Here lies an avocado. The thing that makes the guacamole that you have to pay an arm and a leg for at Chipotle. The thing that appears in Instagrams everywhere and is beloved by basically everyone who isn't a crazy person.
If you've been on Instagram in the last hour, you've seen avocado toast. It's the new, simple, yet delicious trend sweeping through foodie circles everywhere. And even though it seems to cost and arm and a leg, too, everyone loves it.
The craze has gone so far that people are getting avocado tattoos in droves. If your love for avocados is so strong you want to ink it on your body for the rest of time, then more power to you. Even better if you've got a friend to share the obsession.
We tend to see the pit as the pesky part of the avocado. But if you're missing the husk of the pit, then you're actually missing a lot, according to a whole slew of new studies. Don't throw away that seed just yet.
It turns out we've been throwing a super ingredient into the trash. A recent study from the University of Texas Rio Grande found that the coating of the avocado seed contains compounds that are just as super as the fruit themselves. They discovered that they could be used to improve cancer treatment, heart disease, and a number of other conditions.
We already knew that avocados on their own are good for us. As we probably tell ourselves whenever we eat them, they contain the healthy fat - the monounsaturated kind. They're also choc-full of vitamins, like A, D, E and K.
The researches at the University ground almost 300 avocado seed husks into powder, and then used chromatography-mass spectrometry analysis to analyze the compounds. They found 116 compounds in the oil and 16 compounds in the wax, a large amount of which do not occur in the seeds or the avocados themselves. So yes - it might be good for you to eat that avocado sheath.
In the oil, they discovered behenyl alcohol, also called docosanol, which is a primary ingredient in many anti-viral medications. They also found heptacosane, which has been shown to inhibit tumor cell growth. Dodecanoic acid, another find, has been shown to reduce the risk of atherosclerosis. And those are only a few of the constituent they discovered.
“It could very well be that avocado seed husks, which most people consider as the waste of wastes, are actually the gem of gems because the medicinal compounds within them could eventually be used to treat cancer, heart disease and other conditions,” said Debasish Bandyopadhyay, Ph.D. His team will continue working on the research and modify the compounds to try to improve medicinal research.
In the U.S. alone, we eat nearly two million pounds of avocados per year. That adds up to a lot of waste from avocado seeds. "I thought maybe we could [effect] change by getting something useful from this waste,” explained Bandyopadhyay.
While it's true that the avocado husks are teeming with nutrients, don't go overboard. You can consume it in moderation, but experts say that the medicinal values should be left to the professionals. Continue making your avocado art as planned.
The rise in popularity of avocados not only led to this groundbreaking research, but also the tragedy known as avocado hand. Don't get too excited when cutting up your fruit. Some people have landed in the emergency room because of a slip of the knife.

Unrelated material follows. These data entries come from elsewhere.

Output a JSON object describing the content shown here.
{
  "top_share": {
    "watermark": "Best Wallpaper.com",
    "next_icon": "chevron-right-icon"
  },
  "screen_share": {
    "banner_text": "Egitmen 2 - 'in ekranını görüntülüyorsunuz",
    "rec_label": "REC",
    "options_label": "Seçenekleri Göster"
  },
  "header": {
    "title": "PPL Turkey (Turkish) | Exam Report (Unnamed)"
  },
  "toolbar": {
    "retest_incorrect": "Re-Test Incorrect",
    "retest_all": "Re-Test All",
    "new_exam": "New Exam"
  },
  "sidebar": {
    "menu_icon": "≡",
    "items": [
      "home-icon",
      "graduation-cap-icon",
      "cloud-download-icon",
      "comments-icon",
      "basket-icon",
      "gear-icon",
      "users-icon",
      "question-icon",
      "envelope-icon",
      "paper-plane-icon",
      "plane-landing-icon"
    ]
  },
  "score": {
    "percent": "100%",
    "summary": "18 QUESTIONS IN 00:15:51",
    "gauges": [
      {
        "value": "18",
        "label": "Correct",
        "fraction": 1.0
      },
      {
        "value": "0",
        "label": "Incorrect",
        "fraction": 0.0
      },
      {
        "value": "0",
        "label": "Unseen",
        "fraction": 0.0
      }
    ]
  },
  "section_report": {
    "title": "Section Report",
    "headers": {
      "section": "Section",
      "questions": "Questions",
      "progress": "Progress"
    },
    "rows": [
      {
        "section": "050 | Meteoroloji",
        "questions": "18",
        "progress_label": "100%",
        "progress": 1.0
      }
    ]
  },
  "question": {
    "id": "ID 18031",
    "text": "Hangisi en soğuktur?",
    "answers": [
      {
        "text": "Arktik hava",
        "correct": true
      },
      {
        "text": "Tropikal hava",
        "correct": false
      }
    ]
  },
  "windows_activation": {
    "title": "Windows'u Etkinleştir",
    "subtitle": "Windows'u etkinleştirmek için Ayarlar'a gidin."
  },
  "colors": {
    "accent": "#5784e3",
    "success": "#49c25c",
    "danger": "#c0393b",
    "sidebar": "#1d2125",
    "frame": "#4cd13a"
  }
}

Whatever way you slice it, avocados are here to stay and the obsession doesn't seem to be fading soon. Grab an avocado, some toast, get your Instagram ready, and get ready to enjoy. And hey, now they might even be able to save your life.